Pyrolysis – Definition & Detailed Explanation – Biomass Energy Glossary Terms

I. What is Pyrolysis?

Pyrolysis is a process that involves heating biomass materials in the absence of oxygen to break them down into smaller molecules. This thermal decomposition process produces biochar, bio-oil, and syngas, which can be used as renewable energy sources. Pyrolysis is a promising technology for converting biomass into energy because it can produce a variety of valuable products while reducing greenhouse gas emissions.

II. How Does Pyrolysis Work?

During pyrolysis, biomass materials such as wood chips, agricultural residues, or municipal solid waste are heated in a reactor at temperatures ranging from 400 to 800 degrees Celsius. The absence of oxygen prevents combustion and allows the biomass to decompose into biochar, bio-oil, and syngas. Biochar is a carbon-rich solid material that can be used as a soil amendment, while bio-oil is a liquid fuel that can be used for heating or electricity generation. Syngas is a mixture of carbon monoxide, hydrogen, and methane that can be used as a fuel for engines or turbines.

III. What are the Benefits of Pyrolysis for Biomass Energy?

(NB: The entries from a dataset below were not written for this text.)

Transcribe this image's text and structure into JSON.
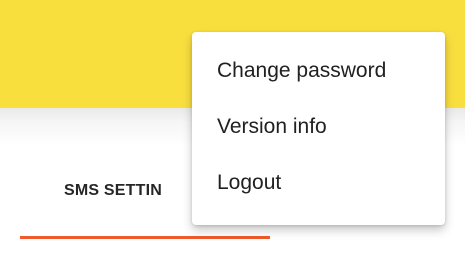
{
  "tabs": {
    "active_label": "SMS SETTIN"
  },
  "menu": {
    "items": [
      {
        "label": "Change password"
      },
      {
        "label": "Version info"
      },
      {
        "label": "Logout"
      }
    ]
  },
  "colors": {
    "app_bar": "#f9df3e",
    "tab_indicator": "#f05a2c",
    "menu_background": "#ffffff",
    "text": "#212121"
  }
}
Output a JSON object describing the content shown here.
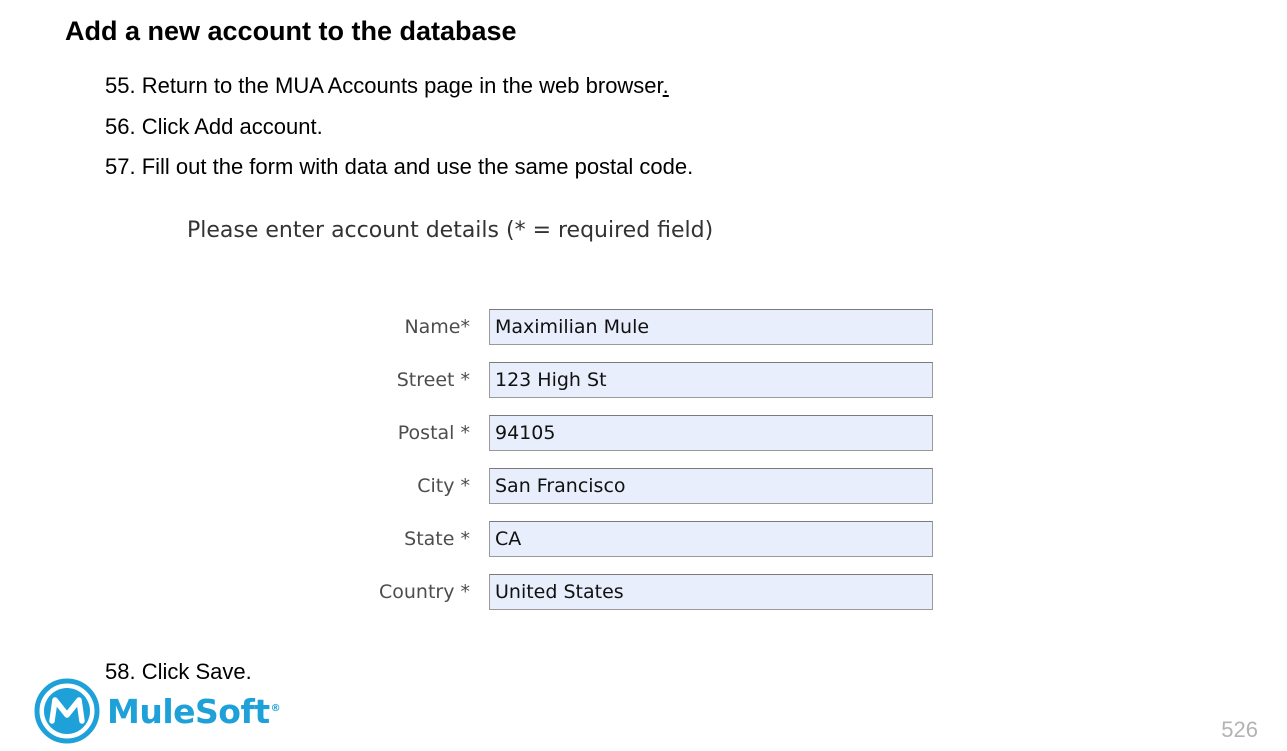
{
  "document": {
    "heading": "Add a new account to the database",
    "steps": {
      "s55": {
        "text": "55. Return to the MUA Accounts page in the web browser",
        "trailing": "."
      },
      "s56": {
        "text": "56. Click Add account."
      },
      "s57": {
        "text": "57. Fill out the form with data and use the same postal code."
      },
      "s58": {
        "text": "58. Click Save."
      }
    },
    "page_number": "526"
  },
  "form": {
    "caption": "Please enter account details (* = required field)",
    "fields": [
      {
        "label": "Name*",
        "value": "Maximilian Mule"
      },
      {
        "label": "Street *",
        "value": "123 High St"
      },
      {
        "label": "Postal *",
        "value": "94105"
      },
      {
        "label": "City *",
        "value": "San Francisco"
      },
      {
        "label": "State *",
        "value": "CA"
      },
      {
        "label": "Country *",
        "value": "United States"
      }
    ]
  },
  "logo": {
    "name": "MuleSoft",
    "trademark": "®",
    "icon": "mulesoft-logo-icon",
    "color": "#1ea1d8"
  },
  "colors": {
    "input_background": "#e8eefb",
    "page_number": "#b3b3b3"
  }
}
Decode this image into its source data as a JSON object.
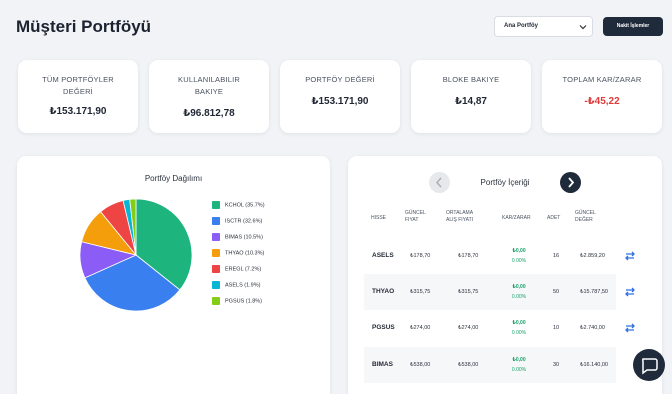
{
  "header": {
    "title": "Müşteri Portföyü",
    "portfolio_select": "Ana Portföy",
    "cash_button": "Nakit İşlemler"
  },
  "stats": [
    {
      "label": "TÜM PORTFÖYLER DEĞERİ",
      "value": "₺153.171,90"
    },
    {
      "label": "KULLANILABILIR BAKIYE",
      "value": "₺96.812,78"
    },
    {
      "label": "PORTFÖY DEĞERİ",
      "value": "₺153.171,90"
    },
    {
      "label": "BLOKE BAKIYE",
      "value": "₺14,87"
    },
    {
      "label": "TOPLAM KAR/ZARAR",
      "value": "-₺45,22"
    }
  ],
  "distribution": {
    "title": "Portföy Dağılımı",
    "legend": [
      {
        "label": "KCHOL (35.7%)",
        "color": "#1db47e"
      },
      {
        "label": "ISCTR (32.6%)",
        "color": "#3a7ff0"
      },
      {
        "label": "BIMAS (10.5%)",
        "color": "#8b5cf6"
      },
      {
        "label": "THYAO (10.3%)",
        "color": "#f59e0b"
      },
      {
        "label": "EREGL (7.2%)",
        "color": "#ef4444"
      },
      {
        "label": "ASELS (1.9%)",
        "color": "#06b6d4"
      },
      {
        "label": "PGSUS (1.8%)",
        "color": "#84cc16"
      }
    ]
  },
  "chart_data": {
    "type": "pie",
    "title": "Portföy Dağılımı",
    "categories": [
      "KCHOL",
      "ISCTR",
      "BIMAS",
      "THYAO",
      "EREGL",
      "ASELS",
      "PGSUS"
    ],
    "values": [
      35.7,
      32.6,
      10.5,
      10.3,
      7.2,
      1.9,
      1.8
    ],
    "colors": [
      "#1db47e",
      "#3a7ff0",
      "#8b5cf6",
      "#f59e0b",
      "#ef4444",
      "#06b6d4",
      "#84cc16"
    ],
    "legend_position": "right"
  },
  "holdings": {
    "title": "Portföy İçeriği",
    "prev_icon": "chevron-left-icon",
    "next_icon": "chevron-right-icon",
    "columns": [
      "HISSE",
      "GÜNCEL FIYAT",
      "ORTALAMA ALIŞ FIYATI",
      "KAR/ZARAR",
      "ADET",
      "GÜNCEL DEĞER"
    ],
    "rows": [
      {
        "symbol": "ASELS",
        "price": "₺178,70",
        "avg": "₺178,70",
        "pl": "₺0,00",
        "pl_pct": "0.00%",
        "qty": "16",
        "value": "₺2.859,20"
      },
      {
        "symbol": "THYAO",
        "price": "₺315,75",
        "avg": "₺315,75",
        "pl": "₺0,00",
        "pl_pct": "0.00%",
        "qty": "50",
        "value": "₺15.787,50"
      },
      {
        "symbol": "PGSUS",
        "price": "₺274,00",
        "avg": "₺274,00",
        "pl": "₺0,00",
        "pl_pct": "0.00%",
        "qty": "10",
        "value": "₺2.740,00"
      },
      {
        "symbol": "BIMAS",
        "price": "₺538,00",
        "avg": "₺538,00",
        "pl": "₺0,00",
        "pl_pct": "0.00%",
        "qty": "30",
        "value": "₺16.140,00"
      }
    ]
  }
}
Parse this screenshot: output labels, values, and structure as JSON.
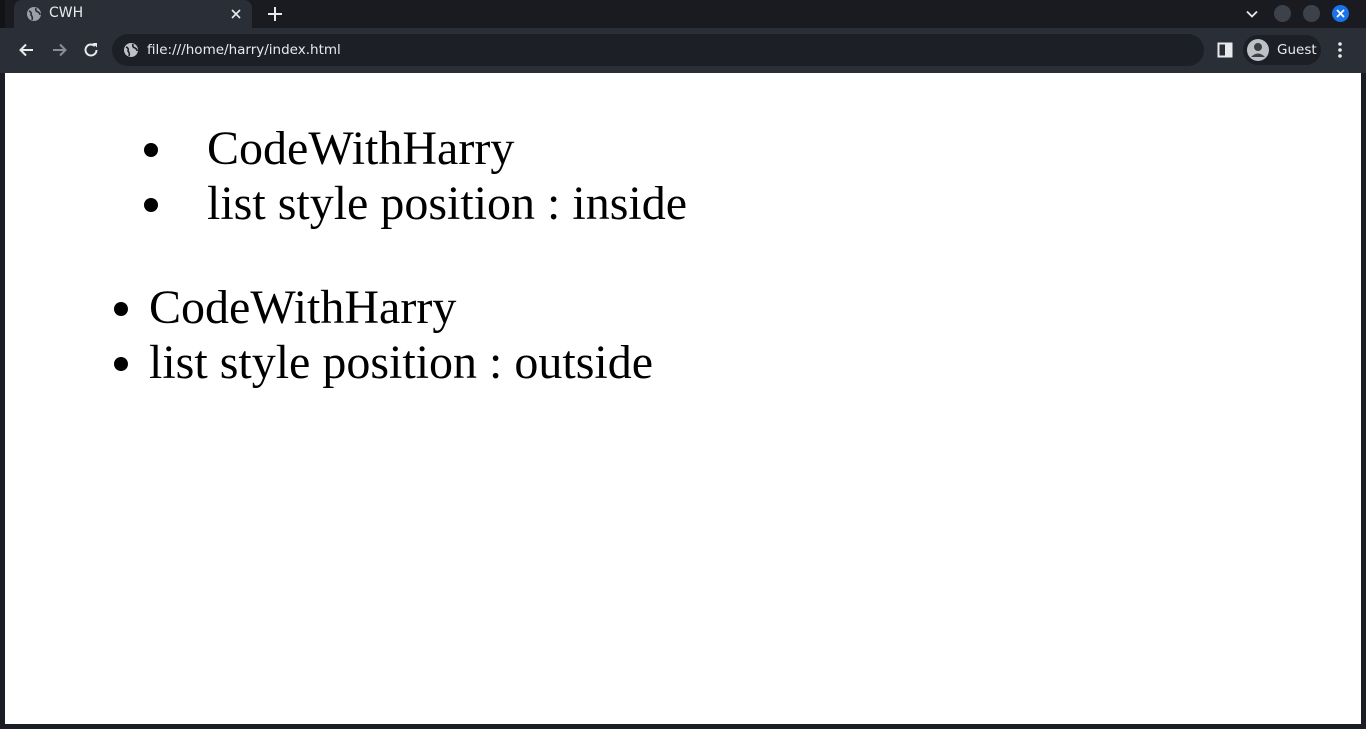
{
  "browser": {
    "tab": {
      "title": "CWH",
      "favicon": "globe-icon"
    },
    "toolbar": {
      "url": "file:///home/harry/index.html",
      "profile_label": "Guest",
      "icons": [
        "back-arrow-icon",
        "forward-arrow-icon",
        "reload-icon",
        "site-info-icon",
        "side-panel-icon",
        "avatar-icon",
        "more-menu-icon"
      ]
    },
    "window_controls": [
      "minimize",
      "maximize",
      "close"
    ],
    "colors": {
      "frame": "#191b21",
      "toolbar": "#2a2e37",
      "omnibox": "#1c1f25",
      "close_accent": "#1a73e8"
    }
  },
  "page": {
    "list_inside": {
      "items": [
        "CodeWithHarry",
        "list style position : inside"
      ]
    },
    "list_outside": {
      "items": [
        "CodeWithHarry",
        "list style position : outside"
      ]
    }
  }
}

Pyrolysis offers several benefits for biomass energy production. First, it can convert a wide range of biomass feedstocks into valuable products, making it a versatile technology for energy production. Second, pyrolysis can reduce greenhouse gas emissions by sequestering carbon in biochar and producing renewable fuels. Finally, pyrolysis can help reduce waste by converting organic materials into useful products, thereby promoting a circular economy.

IV. What are the Different Types of Pyrolysis Processes?

There are several types of pyrolysis processes, including slow pyrolysis, fast pyrolysis, and flash pyrolysis. Slow pyrolysis involves heating biomass materials at low temperatures for an extended period, resulting in higher biochar yields. Fast pyrolysis involves heating biomass materials at high temperatures for a short period, producing higher bio-oil yields. Flash pyrolysis is a rapid heating process that produces higher syngas yields. Each type of pyrolysis process has its own advantages and disadvantages, depending on the desired products and process conditions.

V. What are the Challenges of Implementing Pyrolysis for Biomass Energy?

Despite its potential benefits, pyrolysis faces several challenges for widespread implementation in biomass energy production. One of the main challenges is the high cost of pyrolysis equipment and infrastructure, which can be a barrier to commercial-scale deployment. Additionally, the variability of biomass feedstocks and the need for consistent quality control can affect the efficiency and performance of pyrolysis processes. Furthermore, the lack of standardized regulations and policies for pyrolysis technologies can hinder their adoption and integration into existing energy systems.

VI. How Does Pyrolysis Compare to Other Biomass Energy Technologies?

Pyrolysis is just one of several biomass energy technologies available for converting organic materials into renewable energy. Compared to other technologies such as combustion, gasification, and anaerobic digestion, pyrolysis offers unique advantages in terms of product versatility, energy efficiency, and environmental benefits. While combustion is a common method for converting biomass into heat and power, pyrolysis can produce a wider range of valuable products, including biochar and bio-oil. Gasification is another technology that converts biomass into syngas, but pyrolysis offers higher biochar yields and lower emissions. Anaerobic digestion is a process that produces biogas from organic waste, but pyrolysis can handle a broader range of feedstocks and produce higher-value products. Overall, pyrolysis has the potential to play a significant role in the transition to a more sustainable and renewable energy future.